A new exhibition curated by Chris Taylor opens at Treasures of the Brotherton Gallery
Guest curated by Chris Taylor, Shifting Borders takes the visitor on a journey across borders from Leeds to Venice and Jerusalem via the Sun and Moon.
Shifting Borders: A Journey to the Centre of our World(s) is a new exhibition for the curious explorer which delves into the world of maps from a pioneering travel guide printed in the fifteenth century to contemporary artists' books.
Maps are an integral part of our everyday lives -— we use Google Maps to find a shop, SatNav to guide our car journeys, and Ordnance Survey maps to help plan our next adventure in the mountains. Historically, they have also been a way for us to understand and visualise our world and beyond.
Open throughout the year in the Treasures of the Brotherton Gallery, this exhibition takes a deep dive into maps, guidebooks and more to explore how these documents can capture notions of place, home and nationhood, as well as being a way to express hope for a better life.
Bernhard von Breydenbach, Peregrinatio in terram sanctam, Mainz, 1486. Image courtesy of Leeds University Library Galleries.
The exhibition is curated by Chris Taylor, artist and Professor of Fine Art Practice in the School of Fine Art, History of Art and Cultural Studies. He specialises in the field of contemporary printmaking with a focus on the role of the artist’s book as primary medium.

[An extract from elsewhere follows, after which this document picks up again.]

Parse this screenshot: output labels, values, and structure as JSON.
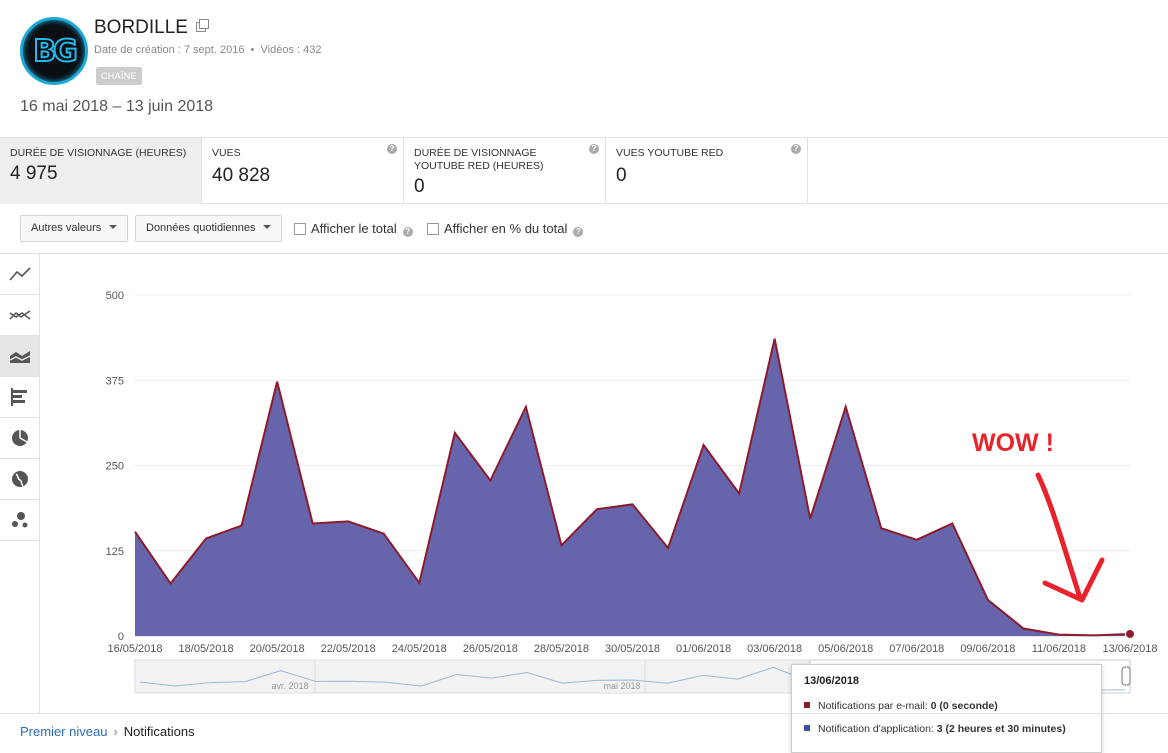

Chris said:
“It felt like a topical time to focus an exhibition on maps and borders as once again we find ourselves at an unsettling crossroads in humankind’s existence — where superpowers attempt to reinstate their historic borders of empire, and others race to become the first settlers on the inhospitable lunar surface and planets beyond.
“As we watch the daily push, back and forth, by defender and coloniser, the map is redrawn, borders realigned and streets, towns and cities renamed.”
On display will be artefacts belonging to or created by explorers, spies, scientists, mapmakers, artists and authors. The exhibition juxtaposes the work of scientists who attempt to map the universe, with personal objects that facilitate travel across our globe. It includes Edmond Halley's 1715 map predicting the path of a solar eclipse, and the travel documents of Leeds-born writer and MI6 agent Arthur Ransome.
Kim Philby’s passport on display with other material in ‘Shifting Borders’. Image courtesy of Leeds University Library Galleries.
Highlights include a British passport belonging to Harold ‘Kim’ Philby, one of Britain’s most notorious double agents. The passport was issued in March 1933 and shows numerous single journey visas to Spain, where he reported on the Spanish Civil War between 1937 and 1938.
The first ever printed travel guide with illustrations, written by Bernhard von Breydenbach and illustrated by the Dutch artist and printer Erhard Reuwich of Utrecht in the fifteenth century, is also included in the exhibition.
Alongside historical objects, the exhibition draws on the university’s significant Artists’ Books Collection. The books on display show how contemporary artists adapt the formats and structure of the map, or experiences of journeys taken, to capture current concerns regarding migration, place and history.
Helen Douglas, A Venetian Brocade, Yarrow, 2010. ©The Artist. Image courtesy of Leeds University Library Galleries.
Shifting Borders: A Journey to the Centre of our World(s) runs until Thursday 21 December. Entry is free. For more details and opening times, visit the Leeds University Galleries website.
Shifting Borders: A Journey to the Centre of our World(s) exhibition in the Treasures of the Brotherton Gallery. Image courtesy of Leeds University Library Galleries.